=== Begin Enclosure ===

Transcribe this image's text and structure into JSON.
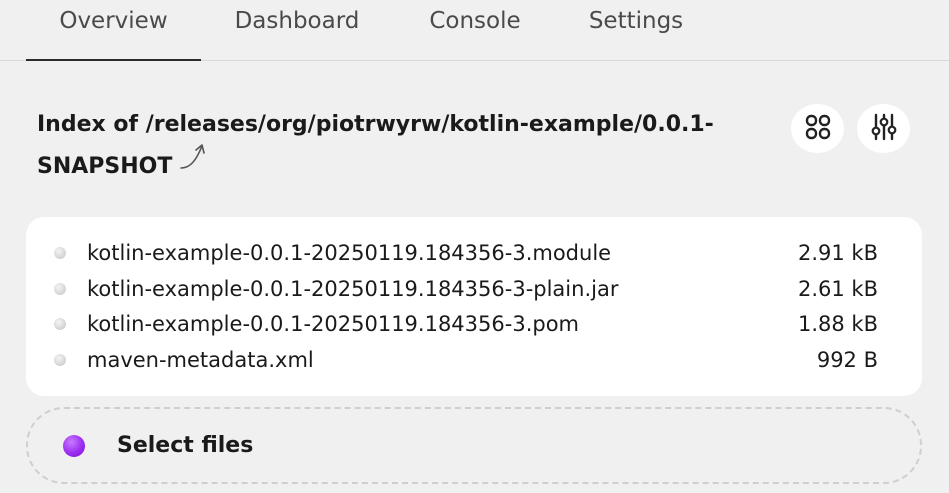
{
  "tabs": [
    {
      "label": "Overview",
      "active": true
    },
    {
      "label": "Dashboard",
      "active": false
    },
    {
      "label": "Console",
      "active": false
    },
    {
      "label": "Settings",
      "active": false
    }
  ],
  "header": {
    "title": "Index of /releases/org/piotrwyrw/kotlin-example/0.0.1-SNAPSHOT",
    "up_icon": "arrow-up-icon",
    "actions": [
      {
        "icon": "grid-view-icon"
      },
      {
        "icon": "sliders-icon"
      }
    ]
  },
  "files": [
    {
      "name": "kotlin-example-0.0.1-20250119.184356-3.module",
      "size": "2.91 kB"
    },
    {
      "name": "kotlin-example-0.0.1-20250119.184356-3-plain.jar",
      "size": "2.61 kB"
    },
    {
      "name": "kotlin-example-0.0.1-20250119.184356-3.pom",
      "size": "1.88 kB"
    },
    {
      "name": "maven-metadata.xml",
      "size": "992 B"
    }
  ],
  "upload": {
    "label": "Select files",
    "accent": "#9b2df0"
  },
  "colors": {
    "background": "#f0f0f0",
    "panel": "#ffffff",
    "active_tab_underline": "#2b2b2b"
  }
}
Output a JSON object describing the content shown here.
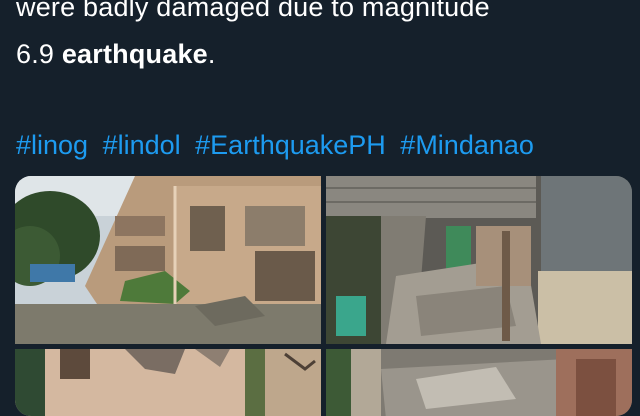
{
  "tweet": {
    "line_1": "were badly damaged due to magnitude",
    "line_2_prefix": "6.9 ",
    "line_2_bold": "earthquake",
    "line_2_suffix": "."
  },
  "hashtags": [
    "#linog",
    "#lindol",
    "#EarthquakePH",
    "#Mindanao"
  ],
  "colors": {
    "background": "#15202b",
    "text": "#ffffff",
    "link": "#1d9bf0"
  },
  "media": {
    "photos": [
      {
        "subject": "damaged-school-building-exterior"
      },
      {
        "subject": "collapsed-corridor-rubble"
      },
      {
        "subject": "cracked-building-wall"
      },
      {
        "subject": "debris-pile"
      }
    ]
  }
}
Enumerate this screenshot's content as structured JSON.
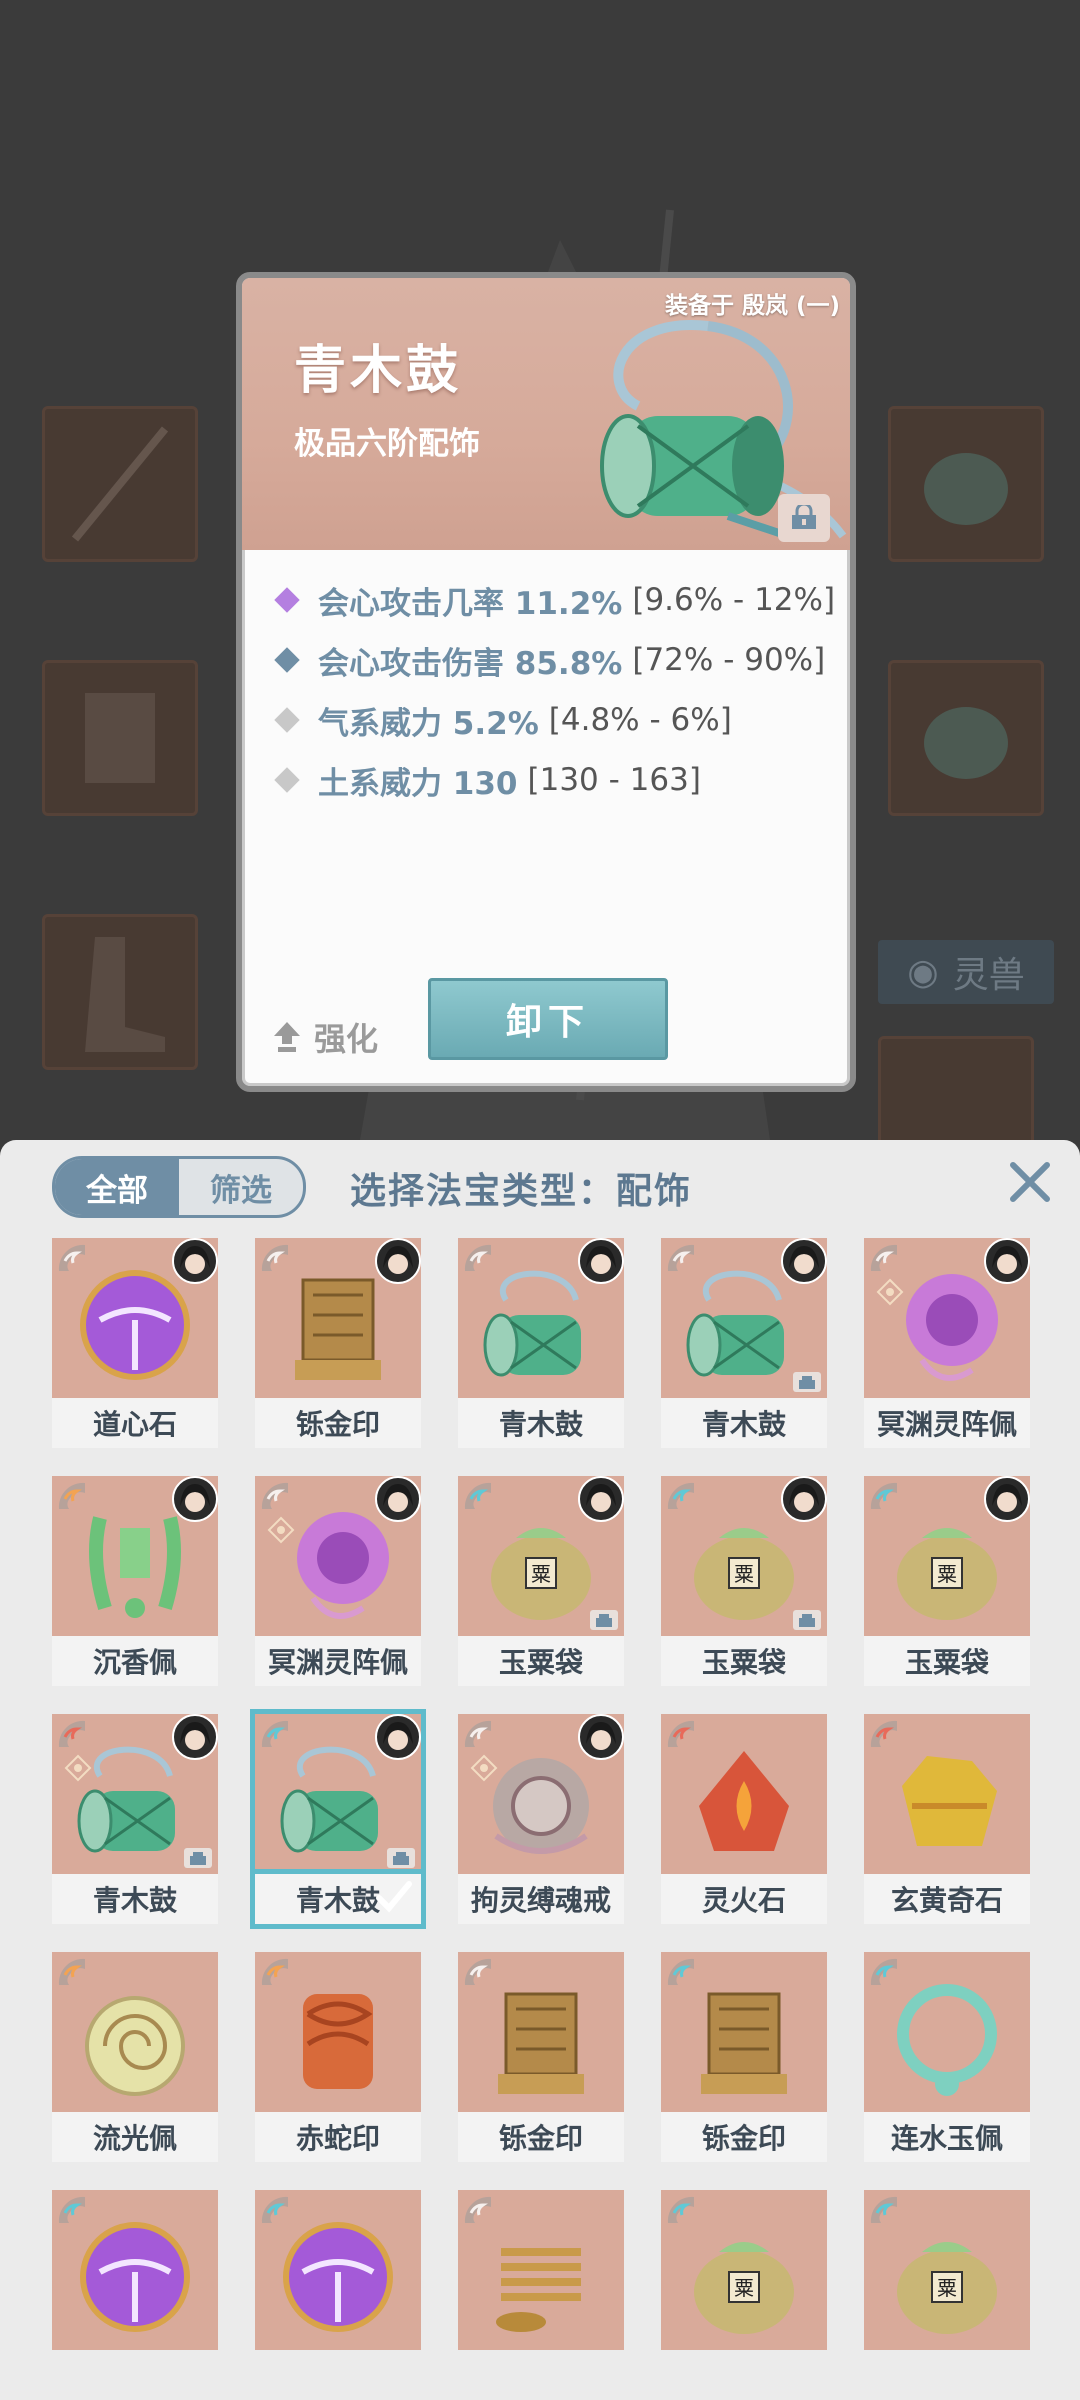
{
  "detail": {
    "equipped_by": "装备于 殷岚 (一)",
    "name": "青木鼓",
    "grade": "极品六阶配饰",
    "stats": [
      {
        "name": "会心攻击几率 11.2%",
        "range": "[9.6% - 12%]",
        "color": "#b47fe0"
      },
      {
        "name": "会心攻击伤害 85.8%",
        "range": "[72% - 90%]",
        "color": "#6f8ea5"
      },
      {
        "name": "气系威力 5.2%",
        "range": "[4.8% - 6%]",
        "color": "#c8c8c8"
      },
      {
        "name": "土系威力 130",
        "range": "[130 - 163]",
        "color": "#c8c8c8"
      }
    ],
    "enhance_label": "强化",
    "unequip_label": "卸下"
  },
  "background": {
    "beast_button": "灵兽"
  },
  "inventory": {
    "tab_all": "全部",
    "tab_filter": "筛选",
    "title": "选择法宝类型：配饰",
    "items": [
      {
        "name": "道心石",
        "art": "orb",
        "elem": "white",
        "avatar": true,
        "lock": false,
        "swirl": false
      },
      {
        "name": "铄金印",
        "art": "seal",
        "elem": "white",
        "avatar": true,
        "lock": false,
        "swirl": false
      },
      {
        "name": "青木鼓",
        "art": "drum",
        "elem": "white",
        "avatar": true,
        "lock": false,
        "swirl": false
      },
      {
        "name": "青木鼓",
        "art": "drum",
        "elem": "white",
        "avatar": true,
        "lock": true,
        "swirl": false
      },
      {
        "name": "冥渊灵阵佩",
        "art": "purple",
        "elem": "white",
        "avatar": true,
        "lock": false,
        "swirl": true
      },
      {
        "name": "沉香佩",
        "art": "jade",
        "elem": "orange",
        "avatar": true,
        "lock": false,
        "swirl": false
      },
      {
        "name": "冥渊灵阵佩",
        "art": "purple",
        "elem": "white",
        "avatar": true,
        "lock": false,
        "swirl": true
      },
      {
        "name": "玉粟袋",
        "art": "bag",
        "elem": "cyan",
        "avatar": true,
        "lock": true,
        "swirl": false
      },
      {
        "name": "玉粟袋",
        "art": "bag",
        "elem": "cyan",
        "avatar": true,
        "lock": true,
        "swirl": false
      },
      {
        "name": "玉粟袋",
        "art": "bag",
        "elem": "cyan",
        "avatar": true,
        "lock": false,
        "swirl": false
      },
      {
        "name": "青木鼓",
        "art": "drum",
        "elem": "red",
        "avatar": true,
        "lock": true,
        "swirl": true
      },
      {
        "name": "青木鼓",
        "art": "drum",
        "elem": "cyan",
        "avatar": true,
        "lock": true,
        "swirl": false,
        "selected": true
      },
      {
        "name": "拘灵缚魂戒",
        "art": "ring",
        "elem": "white",
        "avatar": true,
        "lock": false,
        "swirl": true
      },
      {
        "name": "灵火石",
        "art": "fire",
        "elem": "red",
        "avatar": false,
        "lock": false,
        "swirl": false
      },
      {
        "name": "玄黄奇石",
        "art": "gold",
        "elem": "red",
        "avatar": false,
        "lock": false,
        "swirl": false
      },
      {
        "name": "流光佩",
        "art": "disc",
        "elem": "orange",
        "avatar": false,
        "lock": false,
        "swirl": false
      },
      {
        "name": "赤蛇印",
        "art": "snake",
        "elem": "orange",
        "avatar": false,
        "lock": false,
        "swirl": false
      },
      {
        "name": "铄金印",
        "art": "seal",
        "elem": "white",
        "avatar": false,
        "lock": false,
        "swirl": false
      },
      {
        "name": "铄金印",
        "art": "seal",
        "elem": "cyan",
        "avatar": false,
        "lock": false,
        "swirl": false
      },
      {
        "name": "连水玉佩",
        "art": "necklace",
        "elem": "cyan",
        "avatar": false,
        "lock": false,
        "swirl": false
      },
      {
        "name": "",
        "art": "orb",
        "elem": "cyan",
        "avatar": false,
        "lock": false,
        "swirl": false
      },
      {
        "name": "",
        "art": "orb",
        "elem": "cyan",
        "avatar": false,
        "lock": false,
        "swirl": false
      },
      {
        "name": "",
        "art": "coil",
        "elem": "white",
        "avatar": false,
        "lock": false,
        "swirl": false
      },
      {
        "name": "",
        "art": "bag",
        "elem": "cyan",
        "avatar": false,
        "lock": false,
        "swirl": false
      },
      {
        "name": "",
        "art": "bag",
        "elem": "cyan",
        "avatar": false,
        "lock": false,
        "swirl": false
      }
    ]
  },
  "colors": {
    "accent_blue": "#6f8ea5",
    "selected_outline": "#5fbbcb",
    "card_header": "#d6aa9a",
    "item_bg": "#d9aa9a"
  }
}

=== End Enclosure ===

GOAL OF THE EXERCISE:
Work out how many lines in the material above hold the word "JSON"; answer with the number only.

TASK OUTPUT:
3